Feeds

Sex.com sellers roll eyes at $13m price tag

'A home run. Not a grand slam'

  • alert
  • submit to reddit

Intelligent flash storage arrays

A strange circle of history

All of these shenanigans help obscure some startling facts about the sale and continued controversy surrounding Sex.com.

The domain was famously stolen in 1995 by lifelong con-man Stephen Cohen who then kept it from its rightful owner, Gary Kremen, by moving ownership and funds through a series of shell companies, some in offshore tax havens.

Eventually, Kremen was handed the domain back as well as a $65 million court judgment that he has yet to receive one cent of due to Cohen’s financial hall of mirrors (Kremen is still chasing Cohen to this day).

When Kremen sold Sex.com to Escom LLC in 2006 for $12 million plus $2 million in equity, coverage of the sale itself – the largest ever domain name sale - was such big news that no one questioned who was actually buying the domain.

As the current owners squabble over how much money they will receive from the sale – even arguing that they stand to lose money – everyone has forgotten about who will shortly own what is rapidly becoming a poisoned chalice.

Jeffrey Dulberg, as Escom’s lawyer noted at the very start of the hearing that “the most important person is not here – the buyer”. Nothing is known about Clover Holdings except that it is based in St Vincent, was the highest bidder, and that it is required to deposit $1 million now and the remaining $12 million in a fortnight.

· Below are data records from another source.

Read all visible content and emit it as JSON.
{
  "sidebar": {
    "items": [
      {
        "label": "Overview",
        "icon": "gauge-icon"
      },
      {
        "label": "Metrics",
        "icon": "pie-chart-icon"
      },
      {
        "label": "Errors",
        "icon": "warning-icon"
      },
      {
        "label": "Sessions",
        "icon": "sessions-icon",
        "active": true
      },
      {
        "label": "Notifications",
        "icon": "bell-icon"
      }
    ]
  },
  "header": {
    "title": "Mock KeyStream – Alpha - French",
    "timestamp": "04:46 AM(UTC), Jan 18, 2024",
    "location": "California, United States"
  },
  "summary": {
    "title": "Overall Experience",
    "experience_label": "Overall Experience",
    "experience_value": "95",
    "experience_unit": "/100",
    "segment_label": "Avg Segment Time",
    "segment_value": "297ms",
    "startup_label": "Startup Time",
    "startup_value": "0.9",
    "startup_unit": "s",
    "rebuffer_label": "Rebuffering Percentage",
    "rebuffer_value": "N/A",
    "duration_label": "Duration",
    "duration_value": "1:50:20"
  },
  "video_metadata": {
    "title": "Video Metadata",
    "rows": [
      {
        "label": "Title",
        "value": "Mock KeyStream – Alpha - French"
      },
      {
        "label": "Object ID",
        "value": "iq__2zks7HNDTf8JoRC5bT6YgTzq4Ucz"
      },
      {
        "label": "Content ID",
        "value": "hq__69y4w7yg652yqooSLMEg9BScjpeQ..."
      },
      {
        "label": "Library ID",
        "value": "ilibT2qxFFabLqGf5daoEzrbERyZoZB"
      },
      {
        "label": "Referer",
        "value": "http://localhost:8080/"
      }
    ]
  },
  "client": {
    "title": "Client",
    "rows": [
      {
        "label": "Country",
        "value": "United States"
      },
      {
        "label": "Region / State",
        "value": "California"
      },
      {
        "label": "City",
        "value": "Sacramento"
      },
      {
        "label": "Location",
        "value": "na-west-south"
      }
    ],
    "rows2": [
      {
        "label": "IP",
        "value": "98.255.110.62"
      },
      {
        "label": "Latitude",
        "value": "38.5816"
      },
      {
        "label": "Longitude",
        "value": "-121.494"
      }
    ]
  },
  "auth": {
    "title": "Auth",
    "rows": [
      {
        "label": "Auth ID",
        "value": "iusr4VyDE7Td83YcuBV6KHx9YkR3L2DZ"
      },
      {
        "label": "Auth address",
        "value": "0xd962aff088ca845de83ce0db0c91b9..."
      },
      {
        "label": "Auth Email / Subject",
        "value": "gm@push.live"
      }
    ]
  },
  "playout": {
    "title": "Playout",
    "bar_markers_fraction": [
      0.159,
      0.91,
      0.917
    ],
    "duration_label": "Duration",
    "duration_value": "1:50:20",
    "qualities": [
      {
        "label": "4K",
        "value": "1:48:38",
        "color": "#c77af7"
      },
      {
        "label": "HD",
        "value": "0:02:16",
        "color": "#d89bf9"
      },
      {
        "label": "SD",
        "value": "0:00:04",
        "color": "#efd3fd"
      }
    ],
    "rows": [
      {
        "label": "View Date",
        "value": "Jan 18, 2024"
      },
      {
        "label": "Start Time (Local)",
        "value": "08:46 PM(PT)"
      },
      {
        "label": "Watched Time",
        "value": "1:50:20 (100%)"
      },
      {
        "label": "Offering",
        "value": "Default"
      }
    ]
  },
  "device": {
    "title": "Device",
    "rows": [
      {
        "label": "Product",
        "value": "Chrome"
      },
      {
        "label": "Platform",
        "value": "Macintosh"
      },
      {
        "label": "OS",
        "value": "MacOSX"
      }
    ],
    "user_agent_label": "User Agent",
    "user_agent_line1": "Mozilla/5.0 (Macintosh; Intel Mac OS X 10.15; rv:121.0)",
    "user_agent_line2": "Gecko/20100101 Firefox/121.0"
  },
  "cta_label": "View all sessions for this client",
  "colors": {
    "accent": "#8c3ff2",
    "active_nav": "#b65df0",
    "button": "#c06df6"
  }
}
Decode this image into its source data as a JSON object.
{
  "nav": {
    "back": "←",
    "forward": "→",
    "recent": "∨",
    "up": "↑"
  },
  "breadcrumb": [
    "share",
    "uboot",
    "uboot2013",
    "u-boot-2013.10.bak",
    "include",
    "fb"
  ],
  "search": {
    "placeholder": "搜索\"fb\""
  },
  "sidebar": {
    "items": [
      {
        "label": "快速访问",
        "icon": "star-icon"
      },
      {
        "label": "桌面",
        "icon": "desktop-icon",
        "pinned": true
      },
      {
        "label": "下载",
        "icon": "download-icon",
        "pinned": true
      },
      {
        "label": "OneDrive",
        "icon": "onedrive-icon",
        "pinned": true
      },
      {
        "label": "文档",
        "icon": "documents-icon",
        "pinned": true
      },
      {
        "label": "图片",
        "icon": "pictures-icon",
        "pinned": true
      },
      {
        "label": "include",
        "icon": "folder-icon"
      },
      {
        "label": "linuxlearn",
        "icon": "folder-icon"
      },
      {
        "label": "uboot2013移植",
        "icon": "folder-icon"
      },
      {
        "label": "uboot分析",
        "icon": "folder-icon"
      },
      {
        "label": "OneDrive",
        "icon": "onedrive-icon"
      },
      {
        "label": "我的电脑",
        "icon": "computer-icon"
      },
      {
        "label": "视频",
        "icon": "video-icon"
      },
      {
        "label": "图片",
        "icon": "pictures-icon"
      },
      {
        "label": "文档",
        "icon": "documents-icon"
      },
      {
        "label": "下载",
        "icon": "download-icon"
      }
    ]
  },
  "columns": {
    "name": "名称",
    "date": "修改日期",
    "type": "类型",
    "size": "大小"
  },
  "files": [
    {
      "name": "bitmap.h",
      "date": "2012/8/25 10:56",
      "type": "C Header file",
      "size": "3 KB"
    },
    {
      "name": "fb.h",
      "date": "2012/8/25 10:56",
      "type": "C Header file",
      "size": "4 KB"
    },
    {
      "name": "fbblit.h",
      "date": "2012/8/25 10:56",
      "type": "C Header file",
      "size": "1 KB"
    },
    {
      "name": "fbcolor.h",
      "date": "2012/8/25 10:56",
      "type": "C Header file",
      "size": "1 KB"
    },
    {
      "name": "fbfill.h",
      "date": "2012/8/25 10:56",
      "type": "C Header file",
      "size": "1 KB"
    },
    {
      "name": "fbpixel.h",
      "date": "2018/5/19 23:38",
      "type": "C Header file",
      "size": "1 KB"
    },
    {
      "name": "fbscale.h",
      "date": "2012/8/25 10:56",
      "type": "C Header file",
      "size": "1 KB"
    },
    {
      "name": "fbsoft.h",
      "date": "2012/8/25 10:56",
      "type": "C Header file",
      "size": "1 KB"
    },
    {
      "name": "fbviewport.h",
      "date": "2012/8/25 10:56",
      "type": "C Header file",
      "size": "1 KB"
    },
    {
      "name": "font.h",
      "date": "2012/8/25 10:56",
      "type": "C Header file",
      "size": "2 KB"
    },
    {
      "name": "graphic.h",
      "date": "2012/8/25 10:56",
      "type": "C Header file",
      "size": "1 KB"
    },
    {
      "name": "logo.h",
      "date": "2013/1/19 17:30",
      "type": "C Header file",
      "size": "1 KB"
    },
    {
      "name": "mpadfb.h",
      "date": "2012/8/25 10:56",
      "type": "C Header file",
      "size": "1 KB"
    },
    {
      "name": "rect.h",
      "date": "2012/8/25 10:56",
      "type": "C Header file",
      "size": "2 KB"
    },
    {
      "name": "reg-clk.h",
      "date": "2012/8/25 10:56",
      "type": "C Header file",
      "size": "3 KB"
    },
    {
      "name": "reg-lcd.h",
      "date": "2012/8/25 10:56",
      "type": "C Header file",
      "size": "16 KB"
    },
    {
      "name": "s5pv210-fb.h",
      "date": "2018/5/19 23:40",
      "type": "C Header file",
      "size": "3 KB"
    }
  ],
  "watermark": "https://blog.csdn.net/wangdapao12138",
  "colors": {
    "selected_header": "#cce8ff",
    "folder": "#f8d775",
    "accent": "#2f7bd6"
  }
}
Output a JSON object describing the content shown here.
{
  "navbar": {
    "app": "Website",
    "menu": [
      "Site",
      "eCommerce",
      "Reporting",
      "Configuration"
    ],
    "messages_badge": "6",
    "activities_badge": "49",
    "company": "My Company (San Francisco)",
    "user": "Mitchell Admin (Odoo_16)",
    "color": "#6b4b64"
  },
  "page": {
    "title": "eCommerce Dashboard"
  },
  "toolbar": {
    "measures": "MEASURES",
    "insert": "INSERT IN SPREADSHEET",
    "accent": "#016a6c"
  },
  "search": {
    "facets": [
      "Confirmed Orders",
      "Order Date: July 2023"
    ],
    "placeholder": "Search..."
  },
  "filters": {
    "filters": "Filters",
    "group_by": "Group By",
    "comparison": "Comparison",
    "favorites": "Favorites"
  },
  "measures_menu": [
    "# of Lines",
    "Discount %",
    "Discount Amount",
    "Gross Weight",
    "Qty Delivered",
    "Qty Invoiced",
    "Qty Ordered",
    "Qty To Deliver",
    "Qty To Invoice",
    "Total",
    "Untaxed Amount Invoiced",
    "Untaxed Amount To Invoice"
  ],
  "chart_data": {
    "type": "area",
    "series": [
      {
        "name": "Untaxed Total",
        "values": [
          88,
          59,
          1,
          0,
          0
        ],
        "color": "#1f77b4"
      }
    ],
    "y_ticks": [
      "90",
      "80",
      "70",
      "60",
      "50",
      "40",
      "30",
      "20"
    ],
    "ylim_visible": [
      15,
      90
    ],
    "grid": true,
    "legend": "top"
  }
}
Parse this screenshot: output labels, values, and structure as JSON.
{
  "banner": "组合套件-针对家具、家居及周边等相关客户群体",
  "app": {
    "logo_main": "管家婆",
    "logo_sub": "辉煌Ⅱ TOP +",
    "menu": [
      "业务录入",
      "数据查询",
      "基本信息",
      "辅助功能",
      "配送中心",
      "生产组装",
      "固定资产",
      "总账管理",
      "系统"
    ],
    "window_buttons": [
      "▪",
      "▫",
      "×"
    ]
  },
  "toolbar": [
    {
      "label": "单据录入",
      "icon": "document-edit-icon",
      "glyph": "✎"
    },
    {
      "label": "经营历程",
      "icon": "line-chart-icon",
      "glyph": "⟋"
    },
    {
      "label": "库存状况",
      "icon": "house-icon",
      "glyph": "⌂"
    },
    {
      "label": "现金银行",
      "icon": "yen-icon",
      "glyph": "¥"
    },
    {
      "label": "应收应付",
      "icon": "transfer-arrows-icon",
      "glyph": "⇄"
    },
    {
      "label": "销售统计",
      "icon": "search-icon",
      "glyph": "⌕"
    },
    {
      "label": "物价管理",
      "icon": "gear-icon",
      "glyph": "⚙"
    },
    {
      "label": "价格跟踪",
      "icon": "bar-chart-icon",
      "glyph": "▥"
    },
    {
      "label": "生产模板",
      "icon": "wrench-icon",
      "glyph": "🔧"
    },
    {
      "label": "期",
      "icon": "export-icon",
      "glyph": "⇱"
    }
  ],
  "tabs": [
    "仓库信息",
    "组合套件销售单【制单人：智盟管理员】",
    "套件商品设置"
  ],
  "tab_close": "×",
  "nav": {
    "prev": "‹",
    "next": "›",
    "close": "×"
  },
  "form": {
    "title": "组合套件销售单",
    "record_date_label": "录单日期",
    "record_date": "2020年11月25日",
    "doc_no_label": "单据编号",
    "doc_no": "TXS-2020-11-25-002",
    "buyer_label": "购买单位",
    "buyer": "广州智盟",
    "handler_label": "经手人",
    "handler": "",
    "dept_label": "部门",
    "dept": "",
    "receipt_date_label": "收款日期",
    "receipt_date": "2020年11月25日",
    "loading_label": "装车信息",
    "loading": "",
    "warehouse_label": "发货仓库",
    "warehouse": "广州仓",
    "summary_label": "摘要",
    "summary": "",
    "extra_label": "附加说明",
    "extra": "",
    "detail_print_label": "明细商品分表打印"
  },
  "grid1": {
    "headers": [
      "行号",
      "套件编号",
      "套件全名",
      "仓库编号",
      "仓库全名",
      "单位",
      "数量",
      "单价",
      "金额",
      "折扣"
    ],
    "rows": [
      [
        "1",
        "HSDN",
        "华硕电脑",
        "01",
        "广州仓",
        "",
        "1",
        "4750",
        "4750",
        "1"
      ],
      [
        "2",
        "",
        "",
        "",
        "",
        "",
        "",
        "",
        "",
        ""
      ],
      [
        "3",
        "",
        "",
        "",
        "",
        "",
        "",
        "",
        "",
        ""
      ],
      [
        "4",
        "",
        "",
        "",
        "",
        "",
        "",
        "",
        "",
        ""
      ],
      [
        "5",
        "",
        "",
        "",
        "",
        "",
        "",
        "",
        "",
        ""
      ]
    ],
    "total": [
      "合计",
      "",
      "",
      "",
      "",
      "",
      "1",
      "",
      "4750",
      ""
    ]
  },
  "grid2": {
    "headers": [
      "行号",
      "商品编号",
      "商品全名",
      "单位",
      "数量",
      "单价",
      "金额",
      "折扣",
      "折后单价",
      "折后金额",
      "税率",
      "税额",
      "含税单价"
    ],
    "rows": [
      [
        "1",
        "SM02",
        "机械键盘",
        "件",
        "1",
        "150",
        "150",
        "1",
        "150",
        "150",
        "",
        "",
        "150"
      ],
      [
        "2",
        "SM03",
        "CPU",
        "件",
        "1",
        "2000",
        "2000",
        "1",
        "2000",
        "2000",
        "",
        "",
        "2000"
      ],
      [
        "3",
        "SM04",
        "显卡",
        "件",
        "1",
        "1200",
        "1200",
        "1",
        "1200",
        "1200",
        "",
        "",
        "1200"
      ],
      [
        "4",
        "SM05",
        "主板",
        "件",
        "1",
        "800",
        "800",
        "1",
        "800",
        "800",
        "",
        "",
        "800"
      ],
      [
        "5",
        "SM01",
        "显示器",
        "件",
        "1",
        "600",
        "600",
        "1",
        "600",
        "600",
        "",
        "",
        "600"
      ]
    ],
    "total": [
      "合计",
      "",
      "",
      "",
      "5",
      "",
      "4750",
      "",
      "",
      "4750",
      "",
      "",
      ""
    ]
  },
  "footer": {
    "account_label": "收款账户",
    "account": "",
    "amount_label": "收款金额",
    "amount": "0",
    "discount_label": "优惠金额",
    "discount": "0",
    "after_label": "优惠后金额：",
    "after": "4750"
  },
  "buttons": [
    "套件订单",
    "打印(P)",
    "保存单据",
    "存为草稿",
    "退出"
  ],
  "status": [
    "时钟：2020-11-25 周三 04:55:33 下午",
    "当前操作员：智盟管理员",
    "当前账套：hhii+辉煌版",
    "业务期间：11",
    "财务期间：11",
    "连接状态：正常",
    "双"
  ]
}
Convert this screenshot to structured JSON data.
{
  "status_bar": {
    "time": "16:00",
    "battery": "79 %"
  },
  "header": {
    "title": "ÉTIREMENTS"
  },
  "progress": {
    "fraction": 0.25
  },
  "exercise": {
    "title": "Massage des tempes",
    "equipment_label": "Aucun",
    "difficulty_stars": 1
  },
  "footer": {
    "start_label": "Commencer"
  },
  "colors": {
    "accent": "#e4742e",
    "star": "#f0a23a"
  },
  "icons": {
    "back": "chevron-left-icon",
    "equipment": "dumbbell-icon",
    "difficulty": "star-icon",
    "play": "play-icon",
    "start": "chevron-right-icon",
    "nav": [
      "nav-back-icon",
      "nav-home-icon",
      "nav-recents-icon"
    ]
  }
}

Asked outside the court, Dulberg admitted he has no idea who was behind Clover Holdings. Neither does the bankruptcy lawyer Susan Montgomery. The only company that does appear to know is auction house Sedo.

And in that respect Sedo will shortly be put in the position of trying to find a way to identify the buyer to Escom and possibly the court without breaking its own confidentiality rules if it wants to receive $520,000, rather than $130,000 in commission.

As part of the auction deal, Sedo receives between one and four percent on the total sale, depending on who the final purchaser is. If Clover Holdings was already known to have expressed an interest in buying the domain, Sedo receives just one percent; if it was an entirely new party brought to the table by Sedo, it receives four percent.

Now everyone just has to figure out who was actually behind offers the first time around (when a public auction was suddenly called off), and who is actually behind offers this time around.

And if your head hasn’t exploded after all of that, just consider the fact that Escom – or the group of feuding individuals that make up the corporate entities that make up Escom – is so unsure about the money appearing that they have already lined up a back-up buyer in case the whole deal falls through.

“This is not a complicated transaction,” argued Jeffrey Dulberg with an apparently straight face, “it’s the sale of a domain name; it’s a transaction.”

And so the saga of Sex.com continues. ®

Kieren McCarthy has written a book about the fight for Sex.com (http://sexdotcom.com).

Internet Security Threat Report 2014

More from The Register

next story
MI6 oversight report on Lee Rigby murder: US web giants offer 'safe haven for TERRORISM'
PM urged to 'prioritise issue' after Facebook hindsight find
Assange™ slumps back on Ecuador's sofa after detention appeal binned
Swedish court rules there's 'great risk' WikiLeaker will dodge prosecution
NSA mass spying reform KILLED by US Senators
Democrats needed just TWO more votes to keep alive bill reining in some surveillance
'Internet Freedom Panel' to keep web overlord ICANN out of Russian hands – new proposal
Come back with our internet! cries Republican drawing up bill
What a Mesa: Apple vows to re-use titsup GT sapphire glass plant
Commits to American manufacturing ... of secret tech
prev story

Whitepapers

Why and how to choose the right cloud vendor
The benefits of cloud-based storage in your processes. Eliminate onsite, disk-based backup and archiving in favor of cloud-based data protection.
Getting started with customer-focused identity management
Learn why identity is a fundamental requirement to digital growth, and how without it there is no way to identify and engage customers in a meaningful way.
Designing and building an open ITOA architecture
Learn about a new IT data taxonomy defined by the four data sources of IT visibility: wire, machine, agent, and synthetic data sets.
How to determine if cloud backup is right for your servers
Two key factors, technical feasibility and TCO economics, that backup and IT operations managers should consider when assessing cloud backup.
Reg Reader Research: SaaS based Email and Office Productivity Tools
Read this Reg reader report which provides advice and guidance for SMBs towards the use of SaaS based email and Office productivity tools.